[What needs to be done]
All lines in the records that carry the string "time" are to be shown.

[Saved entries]
+++
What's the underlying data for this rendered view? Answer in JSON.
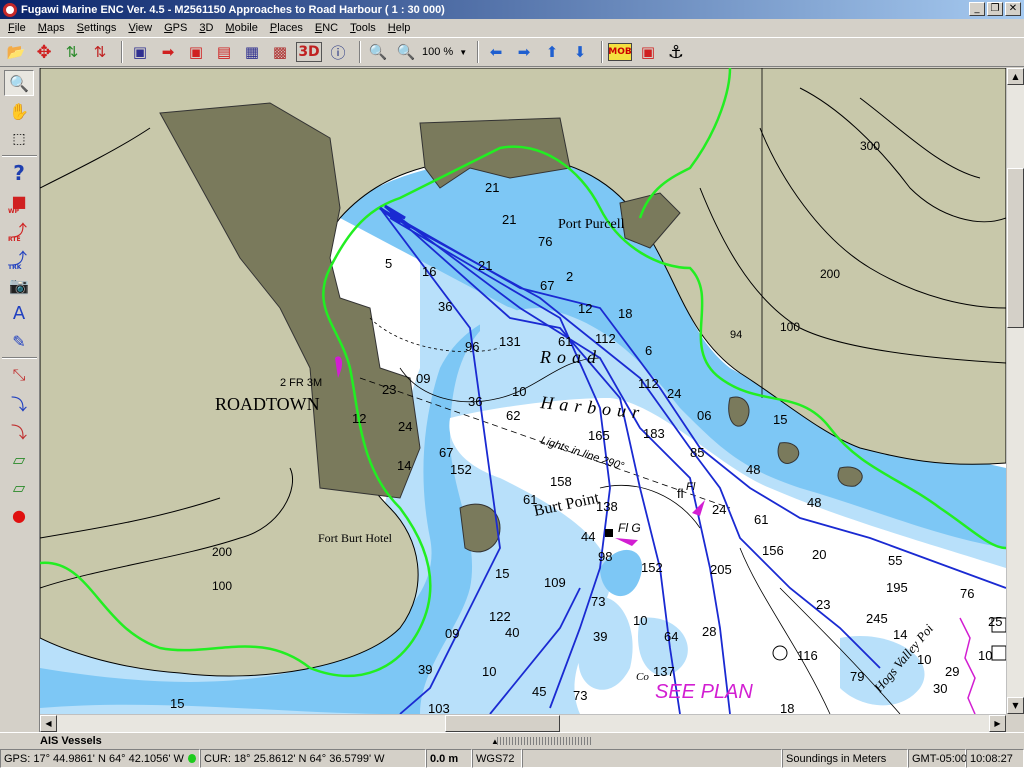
{
  "window": {
    "title": "Fugawi Marine ENC Ver. 4.5 - M2561150  Approaches to Road Harbour  ( 1 : 30 000)",
    "min": "_",
    "max": "❐",
    "close": "✕"
  },
  "menu": [
    "File",
    "Maps",
    "Settings",
    "View",
    "GPS",
    "3D",
    "Mobile",
    "Places",
    "ENC",
    "Tools",
    "Help"
  ],
  "toolbar": {
    "zoom": "100 %",
    "mob": "MOB",
    "three_d": "3D"
  },
  "left_tools": {
    "wp": "WP",
    "rte": "RTE",
    "trk": "TRK"
  },
  "map": {
    "places": {
      "roadtown": "ROADTOWN",
      "fort_burt_hotel": "Fort Burt Hotel",
      "port_purcell": "Port Purcell",
      "burt_point": "Burt Point",
      "road": "Road",
      "harbour": "Harbour",
      "hogs_valley": "Hogs Valley Poi",
      "co": "Co"
    },
    "annotations": {
      "light": "2 FR 3M",
      "flg": "Fl G",
      "fl": "Fl",
      "leading": "Lights in line 290°",
      "see_plan": "SEE PLAN"
    },
    "land_contours": [
      "300",
      "200",
      "100",
      "94",
      "200",
      "100"
    ],
    "soundings": [
      "21",
      "21",
      "76",
      "5",
      "16",
      "2",
      "21",
      "67",
      "12",
      "18",
      "131",
      "61",
      "112",
      "36",
      "96",
      "6",
      "23",
      "10",
      "09",
      "36",
      "62",
      "112",
      "24",
      "12",
      "24",
      "183",
      "67",
      "165",
      "06",
      "15",
      "14",
      "152",
      "85",
      "48",
      "158",
      "138",
      "61",
      "44",
      "98",
      "fl",
      "24",
      "61",
      "48",
      "152",
      "205",
      "15",
      "156",
      "20",
      "55",
      "195",
      "109",
      "73",
      "23",
      "245",
      "122",
      "39",
      "10",
      "64",
      "14",
      "09",
      "10",
      "40",
      "28",
      "116",
      "79",
      "10",
      "29",
      "39",
      "10",
      "137",
      "45",
      "73",
      "103",
      "15",
      "18",
      "30",
      "76",
      "25"
    ],
    "colors": {
      "land": "#c8c8aa",
      "developed": "#7a7a5c",
      "shallow": "#7dc7f5",
      "medium": "#b8e0fa",
      "deep": "#ffffff",
      "track_green": "#22ee22",
      "route_blue": "#1a2ad2",
      "magenta": "#d21ed2"
    }
  },
  "ais": {
    "label": "AIS Vessels"
  },
  "status": {
    "gps": "GPS: 17° 44.9861' N 64° 42.1056' W",
    "cur": "CUR: 18° 25.8612' N 64° 36.5799' W",
    "dist": "0.0 m",
    "datum": "WGS72",
    "soundings": "Soundings in Meters",
    "tz": "GMT-05:00",
    "time": "10:08:27"
  }
}
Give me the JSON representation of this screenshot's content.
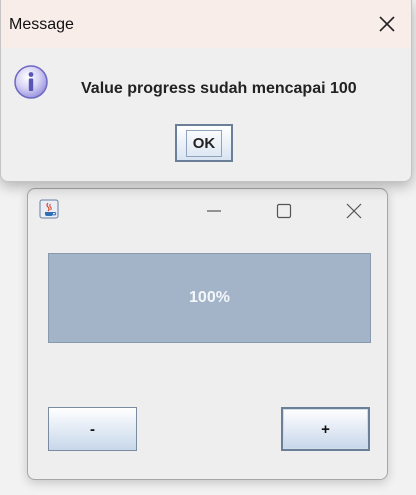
{
  "message_dialog": {
    "title": "Message",
    "text": "Value progress sudah mencapai 100",
    "ok_label": "OK",
    "icon": "info-icon"
  },
  "main_window": {
    "progress": {
      "value": 100,
      "text": "100%"
    },
    "minus_label": "-",
    "plus_label": "+",
    "icons": {
      "app": "java-icon",
      "minimize": "minimize-icon",
      "maximize": "maximize-icon",
      "close": "close-icon"
    }
  },
  "colors": {
    "dialog_titlebar": "#f8ede9",
    "progress_fill": "#a3b4c9",
    "window_bg": "#eeeeee"
  }
}
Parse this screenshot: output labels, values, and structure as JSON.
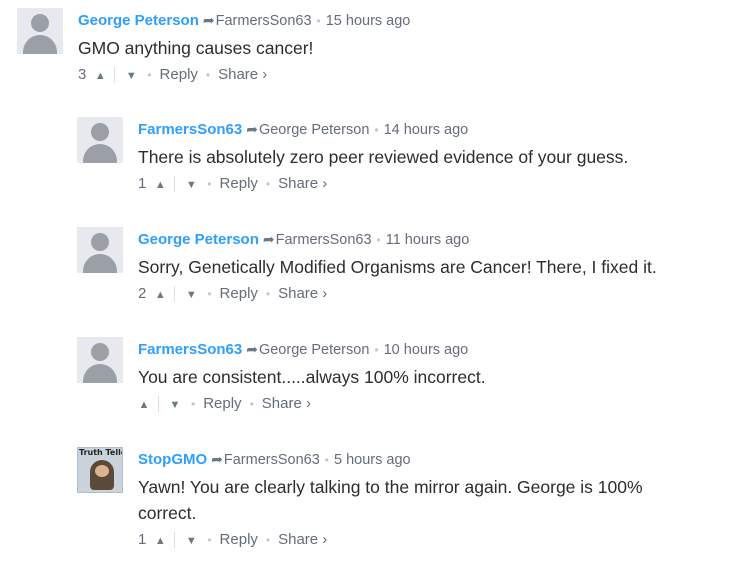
{
  "comments": [
    {
      "author": "George Peterson",
      "reply_to": "FarmersSon63",
      "time": "15 hours ago",
      "text": "GMO anything causes cancer!",
      "votes": "3",
      "reply_label": "Reply",
      "share_label": "Share ›",
      "avatar": "default-avatar"
    },
    {
      "author": "FarmersSon63",
      "reply_to": "George Peterson",
      "time": "14 hours ago",
      "text": "There is absolutely zero peer reviewed evidence of your guess.",
      "votes": "1",
      "reply_label": "Reply",
      "share_label": "Share ›",
      "avatar": "default-avatar"
    },
    {
      "author": "George Peterson",
      "reply_to": "FarmersSon63",
      "time": "11 hours ago",
      "text": "Sorry, Genetically Modified Organisms are Cancer! There, I fixed it.",
      "votes": "2",
      "reply_label": "Reply",
      "share_label": "Share ›",
      "avatar": "default-avatar"
    },
    {
      "author": "FarmersSon63",
      "reply_to": "George Peterson",
      "time": "10 hours ago",
      "text": "You are consistent.....always 100% incorrect.",
      "votes": "",
      "reply_label": "Reply",
      "share_label": "Share ›",
      "avatar": "default-avatar"
    },
    {
      "author": "StopGMO",
      "reply_to": "FarmersSon63",
      "time": "5 hours ago",
      "text_line1": "Yawn! You are clearly talking to the mirror again. George is 100%",
      "text_line2": "correct.",
      "votes": "1",
      "reply_label": "Reply",
      "share_label": "Share ›",
      "avatar": "photo-avatar",
      "avatar_caption": "Truth Teller"
    }
  ],
  "icons": {
    "upvote": "chevron-up-icon",
    "downvote": "chevron-down-icon",
    "reply_arrow": "share-arrow-icon"
  },
  "colors": {
    "author": "#2e9fff",
    "meta": "#656c7a",
    "text": "#2a2e2e",
    "avatar": "#9aa0a6"
  }
}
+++
[Solution for this task]
    "time": "10:08:27"
      "time": "15 hours ago",
      "time": "14 hours ago",
      "time": "11 hours ago",
      "time": "10 hours ago",
      "time": "5 hours ago",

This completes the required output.